blkgrlswurld, christina long art, mfa, saic, zine, nyc, afropunk fest, warped tour, rock, metalcore, black girls rock, www.christinalongart.com

For people of color floating in the margins of alternative music, AfroPunk can feel like a national holiday. The one weekend a year you’re music interests and aesthetics about black beauty are validated. “So I’ve been styling this #twa right all along?! Go figure?” and “So that’s what Manic Panic looks like when you Really bleach first…maybe I should get that nose ring after all, looks good on her…”

I was happy this year to bring my lil sis along for the celebration, who like me comes from rural suburban roots where our interests in heavy rock and punk music were considered Extremely unusual for little black girls to be interested in. From the moment we got into the ticket line I could tell it was her Emerald city too. So many folks passionate about individuality and self expression. The love was deep!

However, a few hours into the first day of the fest, she turned to me with a very valid question. “Where’s the punk rock music?” I nodded with a solemn face, feeling too tired to acknowledge the truth. The rock scene that had started the movement had all but been driven out of the event these last few years and this year, with tickets over $50, the presence of the original punk rock scene and the local kids that normally would have attended for free had all but vanished.

I’m a metal headbanger by default so I wasn’t expecting full on circle pits or crowd surfs, but it was clear this year that only a couple of bands such as LetLive. and Suicidal Tendencies were even remotely hard core rockish in some way. The metal scene generally has a lack of focus on fashion or what people look like- it’s all come as you are, whatever is comfy for you. I’ve hung around the NYC punk scene enough to know they definitely care about fashion statements, but you need more than that to reside in their anti-establishment, DIY headspace. Yes, I know Lauryn Hill had to rep the nu soul/neo soul movement and Lion Babe is certainly on the fringes of pop as much as FKA Twigs, but this year’s fest relied too heavily on electronic DJs of little distinction and the saving grace of Lenny Kravitz closing out the event.

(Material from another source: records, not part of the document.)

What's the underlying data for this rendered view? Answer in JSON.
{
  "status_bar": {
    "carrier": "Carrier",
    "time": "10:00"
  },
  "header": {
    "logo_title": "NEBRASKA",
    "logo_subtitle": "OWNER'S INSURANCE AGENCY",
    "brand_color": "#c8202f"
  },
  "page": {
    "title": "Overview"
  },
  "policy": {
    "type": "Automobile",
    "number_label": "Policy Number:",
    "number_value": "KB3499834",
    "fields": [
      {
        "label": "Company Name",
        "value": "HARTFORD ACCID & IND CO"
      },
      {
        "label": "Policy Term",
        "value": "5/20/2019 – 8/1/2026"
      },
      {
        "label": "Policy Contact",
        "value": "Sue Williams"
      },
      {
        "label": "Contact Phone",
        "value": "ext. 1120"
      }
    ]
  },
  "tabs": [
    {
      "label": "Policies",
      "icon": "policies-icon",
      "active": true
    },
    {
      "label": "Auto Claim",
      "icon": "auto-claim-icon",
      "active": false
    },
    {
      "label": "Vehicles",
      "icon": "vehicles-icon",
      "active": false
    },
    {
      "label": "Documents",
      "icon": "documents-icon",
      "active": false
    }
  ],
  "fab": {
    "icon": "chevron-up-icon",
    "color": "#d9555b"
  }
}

I know so many punk, hardcore, post-hardcore, metal and metalcore bands (locally and internationally) with multicultural members that could have exposed the Brooklyn scene to heavier, thrashier performances that still held a taste of R&B, bluegrass, hip hop or pop. Starting with Coheed and Cambria, Bloc Party, Counterparts, and Dance Gavin Dance- ending with The Word Alive, Alesana, Deftones, and Every Time I Die…come on guys keep up! Anyone one of these bands would have driven other underground music fans to the fest and inspired a more diverse mingling of alternative music cliques and communities.

As the AfroPunk brand continues to expand to other cities, I hope they really listen to their audience, lower ticket prices to under $20 for kids under 21, and book more musically diverse bands towards creating a space that is less predictable and more supportive of all things misfit.

xoxo #Blkgrlswurld